The limited rounds and time frame also won’t sit well with most Strikers. Keyflower has factors that will appeal to them, such as having a clear objective, a low degree of luck, and there are ways of blocking other player’s preferred moves. However, the aforementioned difficulties with righting the ship due to early missteps coupled with the relatively slow pace of the game means Keyflower will likely not keep their rapt attention in the long run.

The same can be be said for Daredevils, who will also likely lose interest in the game after a playthrough or two. The more structured the game, the less room there is for a Daredevil’s offbeat approaches. Keyflower has multiple paths to victory, but the game doesn’t reward outlandish tactics. This isn’t a surprise, as Daredevils usually have issues with worker placement games.

A sample village heading into Winter.

Winter has come. This player needs to move precious Iron around, but others have made his efficient Wainright transport tile much more costly to use.

On the other hand, the degree of structure and planning in Keyflower will appeal to Architects. This is a game where acquiring “all the things” and building up your town is quite advantageous. In fact, two of the strongest strategies in the game – amassing as much of a specific resource or acquiring as many meeple workers as possible – both fit right into their style of play. Moreover, since meeples in Keyflower are both your workers and your bidding resources, they won’t mind parting with a few of them so long as they’re getting useful tiles for their village in return.


The Takeaway

Keyflower incorporates some enjoyable new intrigue into the worker placement arena, especially by including an auction system for collecting tiles.
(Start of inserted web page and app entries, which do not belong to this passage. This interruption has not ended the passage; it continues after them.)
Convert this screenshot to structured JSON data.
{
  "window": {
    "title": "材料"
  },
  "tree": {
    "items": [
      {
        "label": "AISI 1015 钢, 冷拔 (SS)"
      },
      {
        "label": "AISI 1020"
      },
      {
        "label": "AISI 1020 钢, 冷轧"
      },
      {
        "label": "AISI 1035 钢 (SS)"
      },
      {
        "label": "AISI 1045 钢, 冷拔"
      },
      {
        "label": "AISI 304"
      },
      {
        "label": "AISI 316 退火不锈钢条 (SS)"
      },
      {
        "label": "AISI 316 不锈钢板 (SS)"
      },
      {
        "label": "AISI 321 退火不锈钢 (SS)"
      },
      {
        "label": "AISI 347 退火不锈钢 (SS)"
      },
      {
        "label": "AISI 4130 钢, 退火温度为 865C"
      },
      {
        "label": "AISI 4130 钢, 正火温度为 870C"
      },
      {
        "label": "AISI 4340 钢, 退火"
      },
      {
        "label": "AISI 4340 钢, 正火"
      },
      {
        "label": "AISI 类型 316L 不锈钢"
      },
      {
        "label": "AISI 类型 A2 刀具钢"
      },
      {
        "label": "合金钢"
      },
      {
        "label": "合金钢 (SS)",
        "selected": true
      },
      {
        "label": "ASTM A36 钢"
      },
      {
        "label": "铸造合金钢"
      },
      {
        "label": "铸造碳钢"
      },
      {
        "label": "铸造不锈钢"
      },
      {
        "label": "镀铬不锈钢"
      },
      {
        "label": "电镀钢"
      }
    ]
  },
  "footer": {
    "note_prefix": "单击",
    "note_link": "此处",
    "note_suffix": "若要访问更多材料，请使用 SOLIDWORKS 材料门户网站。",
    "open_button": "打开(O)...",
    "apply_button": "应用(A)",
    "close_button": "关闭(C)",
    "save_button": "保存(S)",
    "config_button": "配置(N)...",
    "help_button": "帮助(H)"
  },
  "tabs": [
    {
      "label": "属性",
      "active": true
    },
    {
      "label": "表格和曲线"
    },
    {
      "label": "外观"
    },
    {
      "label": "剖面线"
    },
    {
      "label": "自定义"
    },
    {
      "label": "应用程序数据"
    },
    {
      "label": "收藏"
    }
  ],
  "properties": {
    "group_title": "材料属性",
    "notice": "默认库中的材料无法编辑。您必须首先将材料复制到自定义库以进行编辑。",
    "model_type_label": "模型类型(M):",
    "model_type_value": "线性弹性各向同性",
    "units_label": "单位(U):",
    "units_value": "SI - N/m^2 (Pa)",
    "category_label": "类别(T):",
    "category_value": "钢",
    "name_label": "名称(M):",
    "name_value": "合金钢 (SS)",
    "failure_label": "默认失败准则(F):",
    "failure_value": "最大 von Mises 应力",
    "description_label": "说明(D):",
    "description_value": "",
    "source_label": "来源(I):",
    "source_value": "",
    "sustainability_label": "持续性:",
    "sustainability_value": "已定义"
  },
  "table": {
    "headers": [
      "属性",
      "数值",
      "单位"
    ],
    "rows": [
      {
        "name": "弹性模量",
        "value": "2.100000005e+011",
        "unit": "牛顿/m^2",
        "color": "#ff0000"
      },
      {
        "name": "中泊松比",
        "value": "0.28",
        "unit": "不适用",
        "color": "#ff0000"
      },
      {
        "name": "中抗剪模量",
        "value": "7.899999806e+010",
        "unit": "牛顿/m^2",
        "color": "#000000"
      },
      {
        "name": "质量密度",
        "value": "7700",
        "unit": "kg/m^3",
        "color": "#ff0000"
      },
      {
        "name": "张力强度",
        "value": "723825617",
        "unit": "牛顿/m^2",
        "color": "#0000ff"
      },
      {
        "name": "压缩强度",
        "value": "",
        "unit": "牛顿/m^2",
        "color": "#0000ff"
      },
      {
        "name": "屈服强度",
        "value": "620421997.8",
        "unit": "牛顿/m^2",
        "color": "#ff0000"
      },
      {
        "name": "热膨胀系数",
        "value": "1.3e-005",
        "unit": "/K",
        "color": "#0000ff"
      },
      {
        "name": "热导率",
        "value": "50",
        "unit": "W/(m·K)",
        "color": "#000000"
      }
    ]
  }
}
The dual nature of the meeples creates a fun and interesting spin on how you utilize your worker units. It forces you to weigh your decisions carefully, making difficult choices such as whether to focus on attaining goods for points or upgrading your village. Keyflower’s only stumble is that the game isn’t terribly forgiving for novice players, despite an inviting look and feel to it. This experience hurdle can be off-putting to some when trying to get the game to the table. That aside, Keyflower has an abundance of depth and strategic options without being overly complicated. The combination of mechanics meld together to create a different style of worker placement game that continues to be entertaining after many sessions. If you’re up for an innovative worker placement game, then by all means consider setting sail on the Keyflower.


Keyflower is a product of Game Salute.

Cardboard Republic Snapshot Scoring (Based on scale of 5):
Artwork: 3
Rules Clarity: 4
Replay Value: 3.5
Physical Quality: 4
Overall Score: 3.5